ACTIVITY
Where the data below has the string "JSON", return the whole line.

RECORD SET Block Start

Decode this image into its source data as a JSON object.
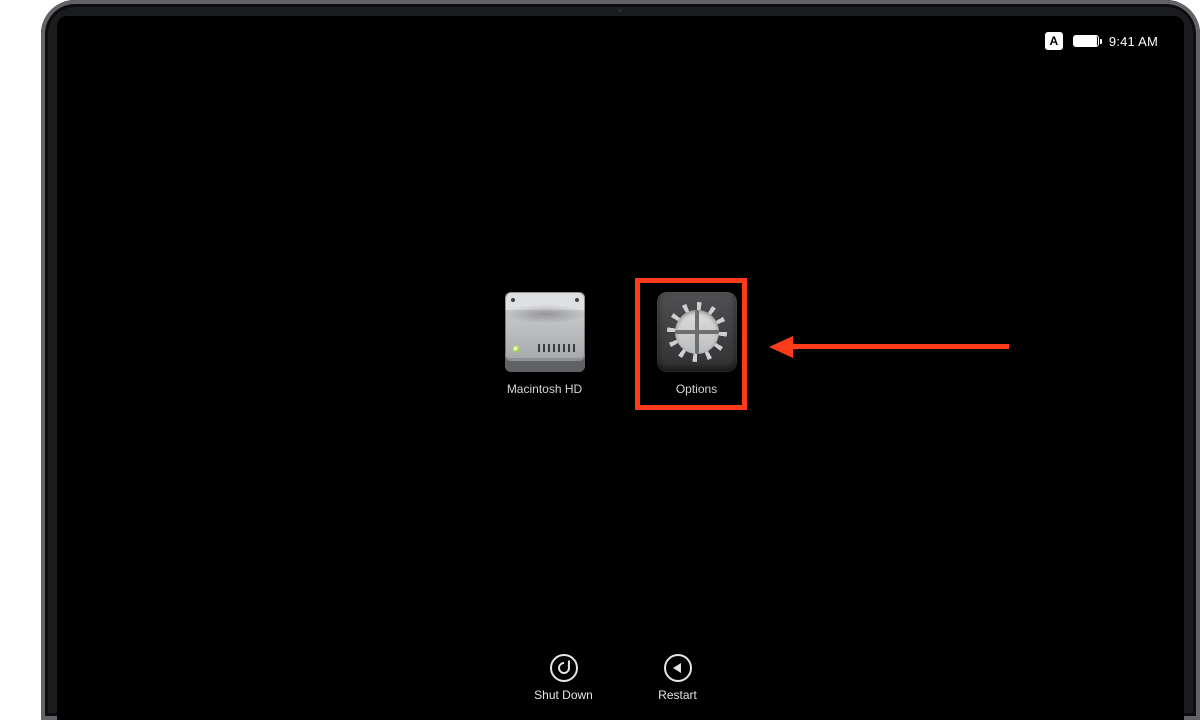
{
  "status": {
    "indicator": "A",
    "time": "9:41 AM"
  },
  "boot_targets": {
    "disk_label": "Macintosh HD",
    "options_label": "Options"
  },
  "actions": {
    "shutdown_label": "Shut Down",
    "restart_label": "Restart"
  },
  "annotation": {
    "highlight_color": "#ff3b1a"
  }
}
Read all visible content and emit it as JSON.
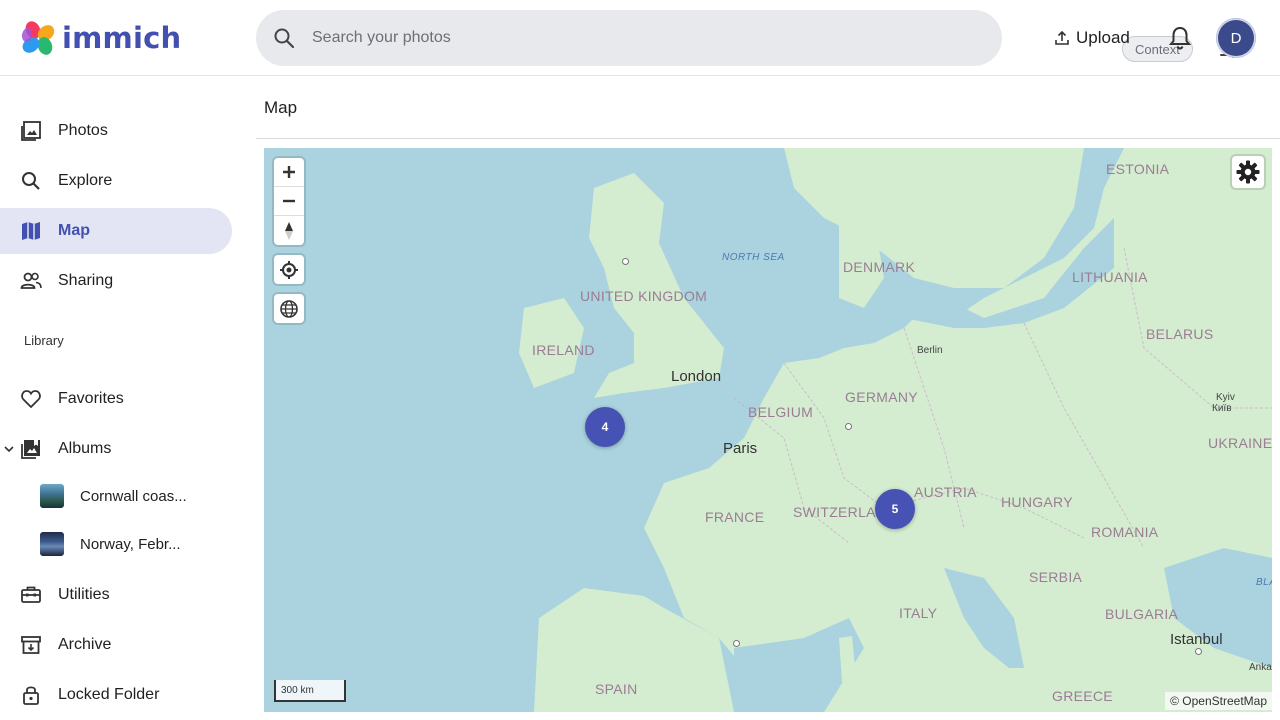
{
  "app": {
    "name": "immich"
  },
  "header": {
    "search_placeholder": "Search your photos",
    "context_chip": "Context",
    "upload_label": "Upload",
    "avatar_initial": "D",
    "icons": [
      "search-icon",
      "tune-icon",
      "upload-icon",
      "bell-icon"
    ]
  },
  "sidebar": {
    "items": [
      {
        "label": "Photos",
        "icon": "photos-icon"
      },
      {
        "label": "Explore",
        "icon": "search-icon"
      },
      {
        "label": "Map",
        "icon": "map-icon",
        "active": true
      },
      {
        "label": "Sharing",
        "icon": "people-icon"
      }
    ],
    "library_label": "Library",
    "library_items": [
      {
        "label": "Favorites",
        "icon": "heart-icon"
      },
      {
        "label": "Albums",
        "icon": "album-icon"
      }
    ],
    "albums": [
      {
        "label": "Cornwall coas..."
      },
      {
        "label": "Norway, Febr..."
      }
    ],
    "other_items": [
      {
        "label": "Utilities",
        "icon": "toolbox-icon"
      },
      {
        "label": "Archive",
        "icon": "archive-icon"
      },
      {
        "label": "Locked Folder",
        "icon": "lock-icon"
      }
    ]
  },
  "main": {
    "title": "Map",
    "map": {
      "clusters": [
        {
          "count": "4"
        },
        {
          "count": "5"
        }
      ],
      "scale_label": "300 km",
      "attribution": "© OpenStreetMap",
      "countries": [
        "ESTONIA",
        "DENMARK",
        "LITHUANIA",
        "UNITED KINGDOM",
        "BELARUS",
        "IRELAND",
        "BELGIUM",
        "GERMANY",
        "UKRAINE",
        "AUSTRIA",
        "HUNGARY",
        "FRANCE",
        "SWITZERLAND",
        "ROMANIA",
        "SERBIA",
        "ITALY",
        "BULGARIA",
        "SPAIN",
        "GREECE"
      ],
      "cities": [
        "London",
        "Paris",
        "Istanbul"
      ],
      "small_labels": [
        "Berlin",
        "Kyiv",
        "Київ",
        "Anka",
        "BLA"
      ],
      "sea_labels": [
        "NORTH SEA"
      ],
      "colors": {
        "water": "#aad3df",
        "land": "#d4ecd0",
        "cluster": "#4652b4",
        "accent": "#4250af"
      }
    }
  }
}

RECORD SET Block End
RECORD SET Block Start

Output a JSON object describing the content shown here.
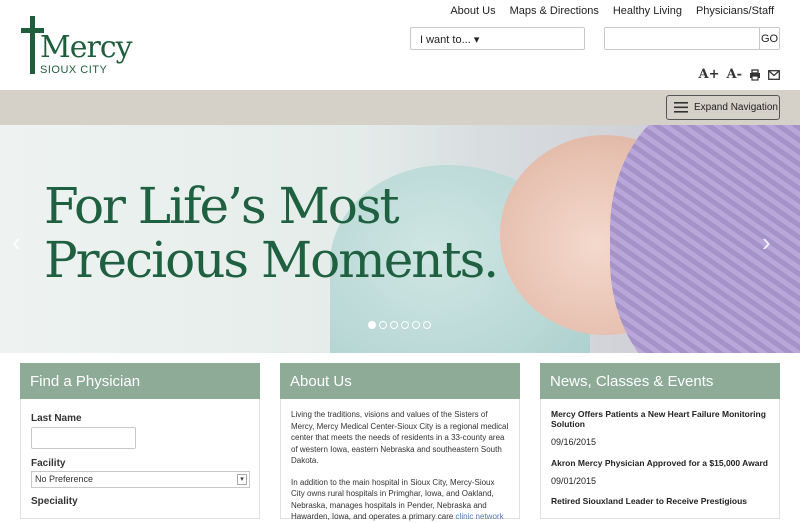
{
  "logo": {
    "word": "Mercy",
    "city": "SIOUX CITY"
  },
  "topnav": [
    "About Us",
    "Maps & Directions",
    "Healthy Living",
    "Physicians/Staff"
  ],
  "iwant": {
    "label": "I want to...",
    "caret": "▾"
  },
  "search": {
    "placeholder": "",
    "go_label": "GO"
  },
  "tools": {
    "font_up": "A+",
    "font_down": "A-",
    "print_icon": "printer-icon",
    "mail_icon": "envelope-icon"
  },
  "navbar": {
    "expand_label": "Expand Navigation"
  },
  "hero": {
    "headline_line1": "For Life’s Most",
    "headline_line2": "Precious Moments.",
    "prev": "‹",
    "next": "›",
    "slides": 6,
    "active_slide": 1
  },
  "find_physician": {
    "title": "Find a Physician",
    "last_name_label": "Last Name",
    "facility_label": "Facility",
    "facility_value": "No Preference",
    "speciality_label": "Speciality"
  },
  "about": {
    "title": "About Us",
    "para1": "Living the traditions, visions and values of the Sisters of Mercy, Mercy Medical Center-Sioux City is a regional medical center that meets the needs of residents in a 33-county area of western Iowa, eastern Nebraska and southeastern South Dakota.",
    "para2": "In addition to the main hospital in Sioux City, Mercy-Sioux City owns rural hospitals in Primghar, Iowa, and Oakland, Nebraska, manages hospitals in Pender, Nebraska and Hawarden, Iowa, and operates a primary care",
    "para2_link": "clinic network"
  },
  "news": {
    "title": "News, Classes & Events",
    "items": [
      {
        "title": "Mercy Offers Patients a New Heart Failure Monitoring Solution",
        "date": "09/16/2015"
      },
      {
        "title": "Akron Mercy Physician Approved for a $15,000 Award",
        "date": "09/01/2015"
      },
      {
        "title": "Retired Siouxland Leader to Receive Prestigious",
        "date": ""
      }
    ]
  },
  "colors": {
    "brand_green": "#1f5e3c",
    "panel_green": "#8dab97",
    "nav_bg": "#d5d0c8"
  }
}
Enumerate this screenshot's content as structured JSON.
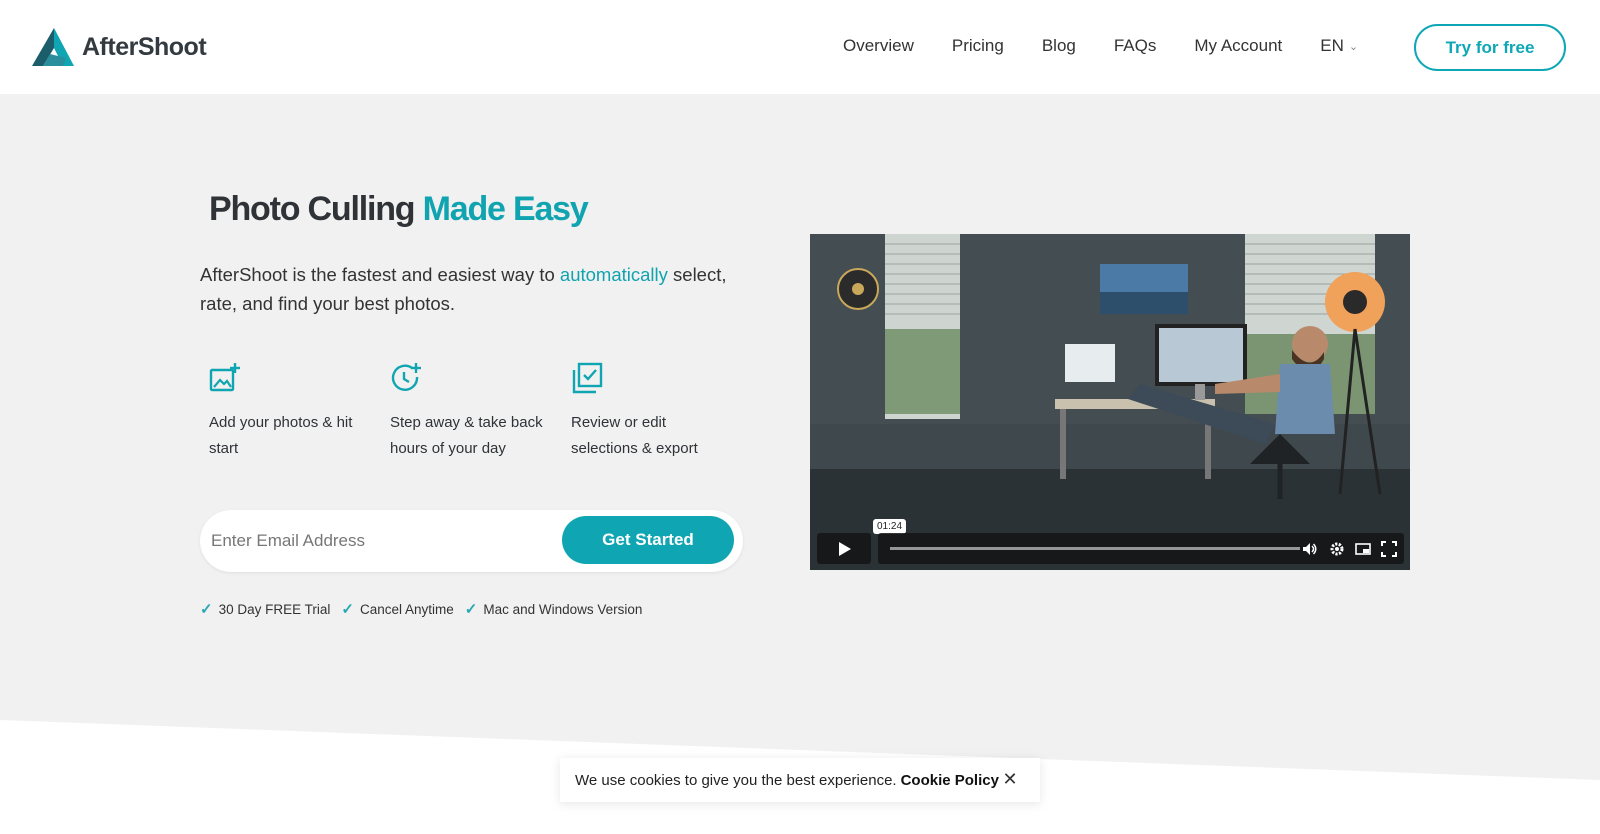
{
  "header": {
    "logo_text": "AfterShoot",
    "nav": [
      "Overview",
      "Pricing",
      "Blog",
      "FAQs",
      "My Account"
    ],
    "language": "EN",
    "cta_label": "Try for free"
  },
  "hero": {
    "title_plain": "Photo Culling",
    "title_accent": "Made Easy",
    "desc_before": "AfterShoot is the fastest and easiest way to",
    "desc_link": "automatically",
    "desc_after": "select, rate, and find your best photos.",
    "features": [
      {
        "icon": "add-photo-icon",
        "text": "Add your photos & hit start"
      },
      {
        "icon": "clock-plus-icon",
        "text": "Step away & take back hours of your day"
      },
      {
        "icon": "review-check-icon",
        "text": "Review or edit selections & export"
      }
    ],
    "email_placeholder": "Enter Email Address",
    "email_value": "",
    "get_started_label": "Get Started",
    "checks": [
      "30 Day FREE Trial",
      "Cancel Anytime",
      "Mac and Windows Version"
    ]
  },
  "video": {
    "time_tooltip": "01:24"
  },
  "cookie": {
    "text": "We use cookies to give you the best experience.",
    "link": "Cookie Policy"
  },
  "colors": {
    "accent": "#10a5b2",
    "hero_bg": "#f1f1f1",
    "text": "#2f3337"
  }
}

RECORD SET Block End

SOLUTION TO THIS PROBLEM
Decode this image into its source data as a JSON object.
Read all visible content and emit it as JSON.
Output a JSON object describing the content shown here.
Enumerate this screenshot's content as structured JSON.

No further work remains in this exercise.